Next, Deb Page, President, Willing Learner, Inc. & Senior Practice Leader, Georgia Leadership Institute for School Improvement, during her Keynote Address will show us, We are the Right People at the Right Time.
In a time of unprecedented global change and challenge, we who define ourselves as practitioners of performance improvement, as well as those of us who focus our careers on developing new knowledge to advance improvement practices, are the right people with the right skills at the right time to make a difference. Amid this powerful confluence of economic, demographic, social, and political changes, our talents are needed more than ever. As business models adapt to changing realities, work and workplace conditions are changing rapidly. Organizations must reinvent fluidly, innovating at the speed of learning of their workforces.
To survive and thrive organizations need workers with the right technical skills, creativity, and problem-solving skills. They need talent that can work in teams, analyze effectively, learn, unlearn and learn again, flexing as conditions change. Organizations have to up-skill workforces which were developed for different business models. Schools and universities have to prepare workers for jobs that may not currently exist and to solve problems that are not yet imagined.

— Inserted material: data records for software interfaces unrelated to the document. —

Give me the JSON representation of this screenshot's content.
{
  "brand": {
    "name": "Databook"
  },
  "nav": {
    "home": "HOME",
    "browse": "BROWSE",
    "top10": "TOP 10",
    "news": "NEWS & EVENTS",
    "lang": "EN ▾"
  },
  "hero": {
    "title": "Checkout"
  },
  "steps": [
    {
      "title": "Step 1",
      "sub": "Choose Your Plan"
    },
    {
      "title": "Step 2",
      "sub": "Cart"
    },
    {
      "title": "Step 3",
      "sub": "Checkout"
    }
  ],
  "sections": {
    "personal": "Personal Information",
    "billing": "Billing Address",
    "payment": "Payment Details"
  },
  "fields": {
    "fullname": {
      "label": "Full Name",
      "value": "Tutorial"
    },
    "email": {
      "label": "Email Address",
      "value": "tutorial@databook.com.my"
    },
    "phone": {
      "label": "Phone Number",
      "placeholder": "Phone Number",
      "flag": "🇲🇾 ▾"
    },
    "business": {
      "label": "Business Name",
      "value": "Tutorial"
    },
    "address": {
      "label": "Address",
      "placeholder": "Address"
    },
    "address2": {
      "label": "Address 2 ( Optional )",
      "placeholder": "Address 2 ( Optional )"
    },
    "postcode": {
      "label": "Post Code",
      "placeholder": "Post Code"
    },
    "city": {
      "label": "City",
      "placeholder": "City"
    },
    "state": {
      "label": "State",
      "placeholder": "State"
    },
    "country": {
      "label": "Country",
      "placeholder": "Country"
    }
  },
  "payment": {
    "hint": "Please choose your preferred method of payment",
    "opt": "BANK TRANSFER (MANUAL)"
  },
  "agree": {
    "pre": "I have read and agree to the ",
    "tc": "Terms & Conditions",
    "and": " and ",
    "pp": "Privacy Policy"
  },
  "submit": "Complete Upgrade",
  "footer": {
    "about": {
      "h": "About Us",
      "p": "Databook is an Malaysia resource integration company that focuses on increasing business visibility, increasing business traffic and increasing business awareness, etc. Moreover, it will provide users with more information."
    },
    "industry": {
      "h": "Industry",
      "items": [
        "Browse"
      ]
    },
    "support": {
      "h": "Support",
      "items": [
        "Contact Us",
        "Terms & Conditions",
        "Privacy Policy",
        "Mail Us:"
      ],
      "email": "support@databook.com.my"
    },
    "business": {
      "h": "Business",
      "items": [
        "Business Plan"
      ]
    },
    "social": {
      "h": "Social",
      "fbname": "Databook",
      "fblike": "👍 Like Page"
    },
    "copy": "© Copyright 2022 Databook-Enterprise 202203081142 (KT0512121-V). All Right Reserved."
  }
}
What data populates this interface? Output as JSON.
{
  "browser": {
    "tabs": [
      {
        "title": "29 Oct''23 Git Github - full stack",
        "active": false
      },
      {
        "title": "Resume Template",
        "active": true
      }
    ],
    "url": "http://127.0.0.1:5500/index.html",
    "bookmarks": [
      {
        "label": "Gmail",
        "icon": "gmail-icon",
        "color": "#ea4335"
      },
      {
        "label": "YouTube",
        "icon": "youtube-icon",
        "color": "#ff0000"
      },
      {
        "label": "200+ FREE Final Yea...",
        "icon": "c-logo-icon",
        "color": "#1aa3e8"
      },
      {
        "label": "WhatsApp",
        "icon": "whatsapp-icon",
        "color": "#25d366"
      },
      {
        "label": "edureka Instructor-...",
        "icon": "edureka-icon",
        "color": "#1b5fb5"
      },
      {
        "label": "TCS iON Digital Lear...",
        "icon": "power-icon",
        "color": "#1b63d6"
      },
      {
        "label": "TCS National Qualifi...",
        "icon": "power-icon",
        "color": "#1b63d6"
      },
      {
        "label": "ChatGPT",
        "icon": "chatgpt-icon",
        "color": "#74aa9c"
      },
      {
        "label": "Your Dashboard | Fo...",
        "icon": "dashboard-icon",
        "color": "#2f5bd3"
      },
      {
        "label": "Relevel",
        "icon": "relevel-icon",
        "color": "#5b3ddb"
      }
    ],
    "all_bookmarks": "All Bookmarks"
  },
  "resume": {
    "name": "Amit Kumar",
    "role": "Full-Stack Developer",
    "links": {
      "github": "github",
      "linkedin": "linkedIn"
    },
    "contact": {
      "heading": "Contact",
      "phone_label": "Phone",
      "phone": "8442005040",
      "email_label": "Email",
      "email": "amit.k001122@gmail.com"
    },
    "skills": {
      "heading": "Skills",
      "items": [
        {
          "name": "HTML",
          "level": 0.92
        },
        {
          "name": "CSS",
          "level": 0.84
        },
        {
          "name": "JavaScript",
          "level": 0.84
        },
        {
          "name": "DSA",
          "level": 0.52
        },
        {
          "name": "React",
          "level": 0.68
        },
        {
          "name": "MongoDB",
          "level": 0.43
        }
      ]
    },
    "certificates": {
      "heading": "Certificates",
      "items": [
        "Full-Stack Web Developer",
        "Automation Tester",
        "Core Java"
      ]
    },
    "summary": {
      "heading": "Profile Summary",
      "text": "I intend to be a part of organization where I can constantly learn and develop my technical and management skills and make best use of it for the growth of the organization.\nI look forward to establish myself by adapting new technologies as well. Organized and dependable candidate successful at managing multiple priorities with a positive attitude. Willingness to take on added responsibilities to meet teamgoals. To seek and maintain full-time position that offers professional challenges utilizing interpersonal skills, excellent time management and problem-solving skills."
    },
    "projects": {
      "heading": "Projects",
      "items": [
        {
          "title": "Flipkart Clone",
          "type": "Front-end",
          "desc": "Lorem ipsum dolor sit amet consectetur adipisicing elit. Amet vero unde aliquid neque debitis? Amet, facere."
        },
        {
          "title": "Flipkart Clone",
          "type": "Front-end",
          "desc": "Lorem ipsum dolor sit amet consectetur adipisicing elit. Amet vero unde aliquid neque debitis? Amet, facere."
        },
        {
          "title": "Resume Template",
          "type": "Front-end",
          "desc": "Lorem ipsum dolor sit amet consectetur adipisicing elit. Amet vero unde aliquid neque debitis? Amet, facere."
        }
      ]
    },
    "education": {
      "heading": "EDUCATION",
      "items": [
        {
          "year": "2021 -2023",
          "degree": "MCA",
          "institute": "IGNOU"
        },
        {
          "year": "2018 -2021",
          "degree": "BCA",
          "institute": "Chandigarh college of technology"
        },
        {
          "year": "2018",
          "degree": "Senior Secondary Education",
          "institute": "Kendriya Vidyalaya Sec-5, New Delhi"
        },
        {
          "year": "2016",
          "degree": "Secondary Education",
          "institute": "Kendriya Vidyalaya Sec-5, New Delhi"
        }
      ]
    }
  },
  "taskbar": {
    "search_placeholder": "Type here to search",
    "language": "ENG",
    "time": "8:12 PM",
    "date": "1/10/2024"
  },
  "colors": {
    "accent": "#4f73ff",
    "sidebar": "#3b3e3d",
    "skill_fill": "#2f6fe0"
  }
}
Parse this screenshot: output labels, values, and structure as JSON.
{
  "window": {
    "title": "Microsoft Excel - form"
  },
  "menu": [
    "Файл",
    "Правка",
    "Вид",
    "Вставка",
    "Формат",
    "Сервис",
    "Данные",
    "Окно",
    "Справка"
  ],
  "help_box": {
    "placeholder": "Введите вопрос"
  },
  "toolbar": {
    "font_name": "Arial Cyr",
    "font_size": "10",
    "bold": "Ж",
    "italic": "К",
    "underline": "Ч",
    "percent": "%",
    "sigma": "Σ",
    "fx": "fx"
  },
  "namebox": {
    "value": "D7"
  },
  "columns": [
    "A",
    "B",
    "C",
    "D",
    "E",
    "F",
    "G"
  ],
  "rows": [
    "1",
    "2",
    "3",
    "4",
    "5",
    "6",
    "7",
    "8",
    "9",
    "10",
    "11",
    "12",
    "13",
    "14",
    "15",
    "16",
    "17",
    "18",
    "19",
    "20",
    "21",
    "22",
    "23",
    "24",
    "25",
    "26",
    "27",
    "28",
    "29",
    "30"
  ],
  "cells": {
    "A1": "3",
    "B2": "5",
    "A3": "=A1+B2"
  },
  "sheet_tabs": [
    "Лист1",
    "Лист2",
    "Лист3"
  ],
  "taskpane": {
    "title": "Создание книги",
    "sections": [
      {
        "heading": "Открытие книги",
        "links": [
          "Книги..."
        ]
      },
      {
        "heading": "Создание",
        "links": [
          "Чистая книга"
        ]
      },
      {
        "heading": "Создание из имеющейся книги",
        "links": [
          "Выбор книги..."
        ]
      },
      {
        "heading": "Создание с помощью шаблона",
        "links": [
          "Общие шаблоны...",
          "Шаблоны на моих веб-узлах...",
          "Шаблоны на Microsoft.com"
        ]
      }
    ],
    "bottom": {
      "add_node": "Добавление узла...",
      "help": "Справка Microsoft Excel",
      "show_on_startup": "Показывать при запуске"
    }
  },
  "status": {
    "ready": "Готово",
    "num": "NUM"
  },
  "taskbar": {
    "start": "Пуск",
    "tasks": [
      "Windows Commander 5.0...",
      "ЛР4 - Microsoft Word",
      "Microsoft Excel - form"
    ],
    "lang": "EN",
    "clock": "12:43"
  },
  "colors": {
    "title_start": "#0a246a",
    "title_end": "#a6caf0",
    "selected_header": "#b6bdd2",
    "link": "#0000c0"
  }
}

The education process must change to match the needs, the pace, and the learners of the 21st century and beyond, requiring dramatic and difficult changes in the institutions and practitioners that support learning.
The ability to respond to change and meet these challenges will shape the future of individuals, organizations, communities, and nations. Our field's research and our toolkits hold the keys to support and lead these changes and meet 21st century demands; however, to be able to get the chance to make a difference, we must convince decision-makers of our value. In order for our worth to be recognized, to gain a seat at the senior leadership table where decisions are made, and to attract the type of investments needed to fund our work--grants, fees for service, or our fair share of the ever-shrinking budget--we must maintain the discipline of value-based practice:
Define: the value we bring, the results we can help achieve, and the detectable difference we will make, supported by evidence of past performance;
Promise: clearly offer the unique services and results we bring, making our intangible expertise and our mastery of the craft of performance improvement tangible and desirable;
Deliver: apply effectively the disciplines of human performance technology and research to guide organizations to purposefully improve, implement with fidelity and sustain results and improvements;
Remind: provide proof of results and our stewardship of investments, develop reciprocating relationships, and build in opportunities to keep our value and relationship top of mind with those we influence and support.
Deb will share tips and techniques, as well as stories, that remind us why we are committed to this work and the difference we can make working together across sectors. She will help us define, promise, deliver, and remind others of our unique value so that we are positioned organizationally to lead the change process.
And, we will close THE Performance Improvement Conference 2010, with the transition of ISPI's Board of Directors and remarks by 2010-11 President Miki Lane, CPT.